Tom Spurgeon's Web site of comics news, reviews, interviews and commentary

Home > CR Reviews

The Invention of Hugo Cabret
posted January 25, 2007


Creator: Brian Selznick
Publishing Information: Scholastic, softcover, 544 pages, March 2007, $22.99
Ordering Numbers: 9780439813785 (ISBN13)

Illustrators Brian Selznick's new children's book is a prose novel with a gimmick, but not the one you're initially led to believe it will be. Nearly half of the 500-plus pages are given over to page to page comics sequences, done in Selznick's lovingly shaded black and white, that flow smoothly from prose section to prose section without pause, like being plunged underwater and having to view things different for a moment.

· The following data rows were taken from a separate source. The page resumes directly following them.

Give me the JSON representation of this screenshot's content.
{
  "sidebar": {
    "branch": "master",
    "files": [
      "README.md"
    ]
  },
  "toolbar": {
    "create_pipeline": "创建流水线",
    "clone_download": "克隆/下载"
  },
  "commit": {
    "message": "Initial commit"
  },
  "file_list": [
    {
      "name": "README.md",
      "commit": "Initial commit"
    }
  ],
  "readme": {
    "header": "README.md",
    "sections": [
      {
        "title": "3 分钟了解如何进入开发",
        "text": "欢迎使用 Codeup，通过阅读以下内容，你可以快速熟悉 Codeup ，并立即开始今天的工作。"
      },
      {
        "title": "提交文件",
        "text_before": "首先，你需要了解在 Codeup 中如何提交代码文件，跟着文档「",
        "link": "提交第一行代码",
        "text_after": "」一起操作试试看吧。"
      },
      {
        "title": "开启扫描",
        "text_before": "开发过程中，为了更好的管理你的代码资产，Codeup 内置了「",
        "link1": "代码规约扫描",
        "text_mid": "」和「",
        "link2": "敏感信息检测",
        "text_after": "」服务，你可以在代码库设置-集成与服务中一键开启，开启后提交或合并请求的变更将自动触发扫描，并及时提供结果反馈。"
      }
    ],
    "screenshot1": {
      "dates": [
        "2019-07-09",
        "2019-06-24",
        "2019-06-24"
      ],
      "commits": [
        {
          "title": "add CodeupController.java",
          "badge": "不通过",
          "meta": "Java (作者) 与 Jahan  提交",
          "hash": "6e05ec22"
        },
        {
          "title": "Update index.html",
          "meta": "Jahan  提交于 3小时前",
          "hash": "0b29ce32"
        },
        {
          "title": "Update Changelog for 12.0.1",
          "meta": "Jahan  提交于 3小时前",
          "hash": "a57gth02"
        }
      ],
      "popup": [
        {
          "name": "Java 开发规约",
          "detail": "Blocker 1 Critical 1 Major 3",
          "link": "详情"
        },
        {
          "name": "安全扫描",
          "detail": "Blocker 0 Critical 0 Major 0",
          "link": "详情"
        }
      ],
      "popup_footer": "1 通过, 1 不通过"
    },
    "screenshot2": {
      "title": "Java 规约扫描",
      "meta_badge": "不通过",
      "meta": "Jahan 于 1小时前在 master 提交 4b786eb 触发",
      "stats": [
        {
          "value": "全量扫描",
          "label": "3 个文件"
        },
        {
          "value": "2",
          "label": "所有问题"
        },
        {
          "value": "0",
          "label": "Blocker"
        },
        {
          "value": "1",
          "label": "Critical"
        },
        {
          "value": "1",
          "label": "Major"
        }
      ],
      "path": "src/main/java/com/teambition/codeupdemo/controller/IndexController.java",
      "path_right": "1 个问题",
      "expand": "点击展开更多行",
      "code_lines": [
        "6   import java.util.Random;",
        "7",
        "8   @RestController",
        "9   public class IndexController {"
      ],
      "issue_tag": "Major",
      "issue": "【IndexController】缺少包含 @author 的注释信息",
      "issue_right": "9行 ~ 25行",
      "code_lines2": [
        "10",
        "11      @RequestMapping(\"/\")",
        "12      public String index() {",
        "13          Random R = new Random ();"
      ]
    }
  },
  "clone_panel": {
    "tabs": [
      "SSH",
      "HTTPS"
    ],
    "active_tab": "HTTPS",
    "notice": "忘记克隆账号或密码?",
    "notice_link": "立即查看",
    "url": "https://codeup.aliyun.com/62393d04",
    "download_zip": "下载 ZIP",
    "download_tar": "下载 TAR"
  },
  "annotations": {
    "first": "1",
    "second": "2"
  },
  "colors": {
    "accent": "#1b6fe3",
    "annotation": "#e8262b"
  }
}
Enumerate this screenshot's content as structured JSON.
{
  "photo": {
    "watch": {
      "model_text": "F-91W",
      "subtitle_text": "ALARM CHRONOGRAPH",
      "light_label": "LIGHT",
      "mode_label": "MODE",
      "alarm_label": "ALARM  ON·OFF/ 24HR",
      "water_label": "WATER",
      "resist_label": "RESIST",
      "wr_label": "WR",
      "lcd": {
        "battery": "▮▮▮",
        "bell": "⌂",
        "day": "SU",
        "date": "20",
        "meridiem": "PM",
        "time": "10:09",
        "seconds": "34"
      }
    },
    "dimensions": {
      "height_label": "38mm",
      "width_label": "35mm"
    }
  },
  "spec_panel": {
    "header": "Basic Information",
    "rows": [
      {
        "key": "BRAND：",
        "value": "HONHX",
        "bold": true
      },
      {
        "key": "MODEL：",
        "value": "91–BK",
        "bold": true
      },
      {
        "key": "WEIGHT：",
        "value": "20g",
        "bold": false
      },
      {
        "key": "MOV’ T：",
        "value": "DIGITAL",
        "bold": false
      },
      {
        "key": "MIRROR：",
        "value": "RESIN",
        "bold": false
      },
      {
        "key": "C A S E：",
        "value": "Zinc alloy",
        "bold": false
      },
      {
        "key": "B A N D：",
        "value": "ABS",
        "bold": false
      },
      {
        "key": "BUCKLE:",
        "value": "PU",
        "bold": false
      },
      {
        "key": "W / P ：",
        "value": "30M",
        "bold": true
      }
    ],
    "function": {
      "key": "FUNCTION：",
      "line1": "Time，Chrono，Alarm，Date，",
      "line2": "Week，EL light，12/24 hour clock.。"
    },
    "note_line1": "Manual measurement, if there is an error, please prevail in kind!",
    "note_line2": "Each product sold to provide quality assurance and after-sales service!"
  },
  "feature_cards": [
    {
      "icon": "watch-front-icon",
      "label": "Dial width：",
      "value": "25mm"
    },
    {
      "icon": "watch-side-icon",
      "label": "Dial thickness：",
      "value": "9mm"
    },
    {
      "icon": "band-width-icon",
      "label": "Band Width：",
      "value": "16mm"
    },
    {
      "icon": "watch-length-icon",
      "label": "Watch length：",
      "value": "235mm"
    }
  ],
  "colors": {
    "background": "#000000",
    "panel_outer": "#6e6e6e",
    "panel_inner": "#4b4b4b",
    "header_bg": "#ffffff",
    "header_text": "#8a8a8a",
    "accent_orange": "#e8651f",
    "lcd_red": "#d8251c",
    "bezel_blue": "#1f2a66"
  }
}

There's no particular type of sequence he leans towards in comics form -- the reader will find action sequences as well as close studies -- although it seems that within those moments Selznick favors oblique captures of faces and hands.

What's special about Invention of Hugo Cabret isn't the use of sequential storytelling -- we've seen that before -- but that its use corresponds to the story's recurring employment of silent movie imagery and valuations, film's ability to capture attention and provide moments of awe. I don't think I can recall one type of art standing in for another quite like that before, and the overall effect is of being plunged into a moment in visceral fashion, the way a memory of participating in a story being told might overtake a practiced version that you describe over coffee.

Beyond that, I'm not immersed enough in young adult literature to give you a fair appraisal of the book overall, to know what I'm reacting to because of the story itself as opposed to what might be novel because I don't regularly read such books. It definitely is that kind of work, too. My suspicion is that it's pretty good. I enjoyed it, and I can imagine it holding the attention of a younger version of me, and it's sturdy; you don't feel manipulated while reading it, and you don't know exactly where it's going to go for long stretches at a time. The story has a generosity that forgives people who do harmful things in trying to help. If I were to read it again, it would be with close attention to effect over story. But I think it's likely I will pick the book up again, and that by itself is worth a mention.